*The data*:
—————

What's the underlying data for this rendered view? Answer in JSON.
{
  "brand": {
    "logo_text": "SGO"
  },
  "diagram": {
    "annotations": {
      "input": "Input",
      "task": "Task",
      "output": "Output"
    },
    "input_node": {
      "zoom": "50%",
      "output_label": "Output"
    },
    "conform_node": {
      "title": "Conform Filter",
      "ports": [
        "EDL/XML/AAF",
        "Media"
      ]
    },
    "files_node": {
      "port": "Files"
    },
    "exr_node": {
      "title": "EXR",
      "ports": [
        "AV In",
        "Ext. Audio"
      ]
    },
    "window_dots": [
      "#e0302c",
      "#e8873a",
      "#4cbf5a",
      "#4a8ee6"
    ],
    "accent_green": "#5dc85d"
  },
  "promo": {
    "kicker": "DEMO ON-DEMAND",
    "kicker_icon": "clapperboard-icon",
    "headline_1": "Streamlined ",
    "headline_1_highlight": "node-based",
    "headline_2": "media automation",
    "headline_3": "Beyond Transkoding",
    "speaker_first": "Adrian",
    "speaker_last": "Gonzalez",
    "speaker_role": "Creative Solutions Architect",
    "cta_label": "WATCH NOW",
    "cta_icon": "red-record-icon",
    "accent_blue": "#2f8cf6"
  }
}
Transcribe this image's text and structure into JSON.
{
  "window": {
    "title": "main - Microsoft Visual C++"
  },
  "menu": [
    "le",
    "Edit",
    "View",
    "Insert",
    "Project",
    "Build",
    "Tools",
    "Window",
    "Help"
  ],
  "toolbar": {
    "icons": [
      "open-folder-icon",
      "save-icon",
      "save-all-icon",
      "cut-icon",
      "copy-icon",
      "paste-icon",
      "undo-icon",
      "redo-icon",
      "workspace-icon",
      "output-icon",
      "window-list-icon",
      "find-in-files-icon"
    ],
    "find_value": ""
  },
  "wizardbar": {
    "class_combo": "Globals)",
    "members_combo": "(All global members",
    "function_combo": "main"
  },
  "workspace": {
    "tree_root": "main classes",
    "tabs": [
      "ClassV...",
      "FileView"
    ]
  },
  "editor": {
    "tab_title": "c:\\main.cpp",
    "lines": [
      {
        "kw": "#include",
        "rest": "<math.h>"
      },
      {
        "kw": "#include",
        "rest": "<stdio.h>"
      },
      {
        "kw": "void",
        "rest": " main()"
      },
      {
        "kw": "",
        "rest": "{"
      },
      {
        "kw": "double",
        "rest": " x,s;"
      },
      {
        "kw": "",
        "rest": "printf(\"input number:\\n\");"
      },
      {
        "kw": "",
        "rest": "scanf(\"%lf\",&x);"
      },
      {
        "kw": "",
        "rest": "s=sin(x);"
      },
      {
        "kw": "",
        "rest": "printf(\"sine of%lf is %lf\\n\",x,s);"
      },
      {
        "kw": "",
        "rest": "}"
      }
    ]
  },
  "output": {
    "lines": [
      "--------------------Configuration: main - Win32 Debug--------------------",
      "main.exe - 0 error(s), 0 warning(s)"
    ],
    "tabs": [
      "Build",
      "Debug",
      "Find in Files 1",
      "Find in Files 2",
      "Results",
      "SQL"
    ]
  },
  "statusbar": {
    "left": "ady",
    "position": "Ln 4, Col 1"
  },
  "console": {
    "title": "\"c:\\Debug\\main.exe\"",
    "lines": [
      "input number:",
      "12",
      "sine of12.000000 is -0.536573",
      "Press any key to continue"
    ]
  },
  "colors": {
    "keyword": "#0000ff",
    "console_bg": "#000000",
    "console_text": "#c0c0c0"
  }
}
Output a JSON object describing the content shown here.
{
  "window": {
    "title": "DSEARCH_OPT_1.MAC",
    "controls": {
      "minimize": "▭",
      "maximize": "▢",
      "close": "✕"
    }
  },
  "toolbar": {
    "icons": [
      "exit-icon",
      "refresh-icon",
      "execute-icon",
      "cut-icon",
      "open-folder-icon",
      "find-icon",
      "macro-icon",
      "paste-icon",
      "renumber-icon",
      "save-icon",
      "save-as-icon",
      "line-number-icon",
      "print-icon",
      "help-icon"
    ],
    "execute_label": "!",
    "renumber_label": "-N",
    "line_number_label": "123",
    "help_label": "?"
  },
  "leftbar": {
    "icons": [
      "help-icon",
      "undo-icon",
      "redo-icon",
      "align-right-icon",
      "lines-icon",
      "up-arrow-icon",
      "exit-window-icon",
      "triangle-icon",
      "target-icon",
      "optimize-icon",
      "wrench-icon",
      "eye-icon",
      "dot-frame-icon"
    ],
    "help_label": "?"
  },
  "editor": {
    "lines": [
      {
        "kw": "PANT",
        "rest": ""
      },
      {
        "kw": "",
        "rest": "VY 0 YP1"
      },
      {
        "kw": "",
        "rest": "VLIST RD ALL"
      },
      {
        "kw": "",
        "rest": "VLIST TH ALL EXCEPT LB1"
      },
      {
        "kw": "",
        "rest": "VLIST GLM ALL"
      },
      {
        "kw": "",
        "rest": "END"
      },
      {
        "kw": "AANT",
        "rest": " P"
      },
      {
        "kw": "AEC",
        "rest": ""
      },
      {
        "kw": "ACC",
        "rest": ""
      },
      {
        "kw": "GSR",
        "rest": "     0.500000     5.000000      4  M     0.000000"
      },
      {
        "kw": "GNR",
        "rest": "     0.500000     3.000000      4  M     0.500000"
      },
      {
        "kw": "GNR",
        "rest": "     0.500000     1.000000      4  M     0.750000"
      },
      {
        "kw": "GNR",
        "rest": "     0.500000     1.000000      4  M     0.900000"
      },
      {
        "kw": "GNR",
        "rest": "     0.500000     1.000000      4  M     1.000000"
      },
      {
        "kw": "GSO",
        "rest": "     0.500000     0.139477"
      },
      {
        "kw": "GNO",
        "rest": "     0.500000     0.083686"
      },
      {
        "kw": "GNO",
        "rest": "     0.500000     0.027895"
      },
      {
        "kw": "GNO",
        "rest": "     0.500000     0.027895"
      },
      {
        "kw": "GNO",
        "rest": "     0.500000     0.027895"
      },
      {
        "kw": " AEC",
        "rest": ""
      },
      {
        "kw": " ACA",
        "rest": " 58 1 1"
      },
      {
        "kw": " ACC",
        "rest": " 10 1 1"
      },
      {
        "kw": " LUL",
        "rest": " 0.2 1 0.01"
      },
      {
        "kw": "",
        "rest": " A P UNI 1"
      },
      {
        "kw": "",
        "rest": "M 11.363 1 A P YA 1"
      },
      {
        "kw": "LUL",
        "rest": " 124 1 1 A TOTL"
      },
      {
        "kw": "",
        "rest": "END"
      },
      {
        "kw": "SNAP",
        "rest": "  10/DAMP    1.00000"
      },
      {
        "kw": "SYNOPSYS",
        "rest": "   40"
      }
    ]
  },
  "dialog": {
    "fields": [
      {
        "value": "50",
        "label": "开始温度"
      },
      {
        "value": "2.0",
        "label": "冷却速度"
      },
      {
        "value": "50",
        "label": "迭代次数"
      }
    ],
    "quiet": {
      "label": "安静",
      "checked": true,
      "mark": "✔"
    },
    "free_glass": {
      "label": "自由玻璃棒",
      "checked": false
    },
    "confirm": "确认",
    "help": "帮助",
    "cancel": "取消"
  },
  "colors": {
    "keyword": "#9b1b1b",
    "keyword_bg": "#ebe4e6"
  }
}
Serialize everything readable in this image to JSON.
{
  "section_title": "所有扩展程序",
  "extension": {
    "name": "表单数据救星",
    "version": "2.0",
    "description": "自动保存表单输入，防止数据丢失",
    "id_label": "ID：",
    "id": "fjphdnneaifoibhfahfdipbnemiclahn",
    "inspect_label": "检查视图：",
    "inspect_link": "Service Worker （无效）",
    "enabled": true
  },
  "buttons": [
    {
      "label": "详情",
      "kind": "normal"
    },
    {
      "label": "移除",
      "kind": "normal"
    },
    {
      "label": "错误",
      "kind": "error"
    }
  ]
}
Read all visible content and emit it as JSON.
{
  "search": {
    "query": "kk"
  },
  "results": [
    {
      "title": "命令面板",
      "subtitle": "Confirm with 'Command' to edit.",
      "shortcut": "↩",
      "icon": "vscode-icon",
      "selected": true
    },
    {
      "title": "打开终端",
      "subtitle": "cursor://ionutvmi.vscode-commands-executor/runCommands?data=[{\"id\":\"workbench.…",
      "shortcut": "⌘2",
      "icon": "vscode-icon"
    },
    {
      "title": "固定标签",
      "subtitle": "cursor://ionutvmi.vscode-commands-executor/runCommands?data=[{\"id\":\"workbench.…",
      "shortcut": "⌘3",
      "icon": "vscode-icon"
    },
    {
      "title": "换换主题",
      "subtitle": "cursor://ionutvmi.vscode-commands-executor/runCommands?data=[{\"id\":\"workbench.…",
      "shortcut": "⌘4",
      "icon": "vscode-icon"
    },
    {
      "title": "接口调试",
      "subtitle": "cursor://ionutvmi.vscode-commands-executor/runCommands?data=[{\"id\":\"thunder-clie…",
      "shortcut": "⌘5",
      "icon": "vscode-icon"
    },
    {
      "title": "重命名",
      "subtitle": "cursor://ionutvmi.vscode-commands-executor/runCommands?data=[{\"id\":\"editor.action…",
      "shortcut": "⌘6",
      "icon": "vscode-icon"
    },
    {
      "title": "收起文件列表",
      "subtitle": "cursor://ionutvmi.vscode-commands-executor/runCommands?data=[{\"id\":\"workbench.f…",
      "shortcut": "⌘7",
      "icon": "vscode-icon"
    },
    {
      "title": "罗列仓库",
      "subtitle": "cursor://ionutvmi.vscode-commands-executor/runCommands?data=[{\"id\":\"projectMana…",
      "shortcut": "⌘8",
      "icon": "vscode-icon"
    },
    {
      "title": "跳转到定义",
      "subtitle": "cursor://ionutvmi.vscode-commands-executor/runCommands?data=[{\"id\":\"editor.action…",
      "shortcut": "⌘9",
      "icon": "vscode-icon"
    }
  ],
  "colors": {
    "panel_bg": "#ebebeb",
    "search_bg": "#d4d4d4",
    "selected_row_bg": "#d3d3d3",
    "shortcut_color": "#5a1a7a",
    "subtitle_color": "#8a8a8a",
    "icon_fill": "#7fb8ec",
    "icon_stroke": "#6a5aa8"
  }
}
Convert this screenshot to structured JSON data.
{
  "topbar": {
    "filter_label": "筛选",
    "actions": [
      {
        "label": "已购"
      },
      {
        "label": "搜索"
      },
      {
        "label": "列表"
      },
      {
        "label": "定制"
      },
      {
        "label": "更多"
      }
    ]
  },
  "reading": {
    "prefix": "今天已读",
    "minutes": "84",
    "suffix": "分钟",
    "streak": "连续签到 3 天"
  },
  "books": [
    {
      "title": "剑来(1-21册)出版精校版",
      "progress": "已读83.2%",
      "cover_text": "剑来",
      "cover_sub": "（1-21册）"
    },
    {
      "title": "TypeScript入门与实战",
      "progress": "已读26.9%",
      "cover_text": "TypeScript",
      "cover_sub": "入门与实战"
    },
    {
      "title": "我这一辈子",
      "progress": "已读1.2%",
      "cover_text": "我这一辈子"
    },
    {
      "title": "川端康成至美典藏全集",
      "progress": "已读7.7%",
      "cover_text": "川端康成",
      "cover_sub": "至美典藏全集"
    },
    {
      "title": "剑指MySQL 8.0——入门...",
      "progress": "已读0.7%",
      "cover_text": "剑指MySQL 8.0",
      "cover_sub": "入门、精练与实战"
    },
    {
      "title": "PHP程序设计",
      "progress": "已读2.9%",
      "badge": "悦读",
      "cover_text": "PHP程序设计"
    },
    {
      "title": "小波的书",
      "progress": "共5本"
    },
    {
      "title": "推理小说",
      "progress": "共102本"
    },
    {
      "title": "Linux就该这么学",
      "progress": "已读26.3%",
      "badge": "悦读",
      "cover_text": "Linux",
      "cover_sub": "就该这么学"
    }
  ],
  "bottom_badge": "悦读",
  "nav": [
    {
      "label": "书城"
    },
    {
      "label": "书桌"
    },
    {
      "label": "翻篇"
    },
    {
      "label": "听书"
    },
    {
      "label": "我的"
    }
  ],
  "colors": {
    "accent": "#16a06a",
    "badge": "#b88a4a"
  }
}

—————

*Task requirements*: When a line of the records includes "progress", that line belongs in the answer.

*Response to this exercise*:
      "progress": "已读83.2%",
      "progress": "已读26.9%",
      "progress": "已读1.2%",
      "progress": "已读7.7%",
      "progress": "已读0.7%",
      "progress": "已读2.9%",
      "progress": "共5本"
      "progress": "共102本"
      "progress": "已读26.3%",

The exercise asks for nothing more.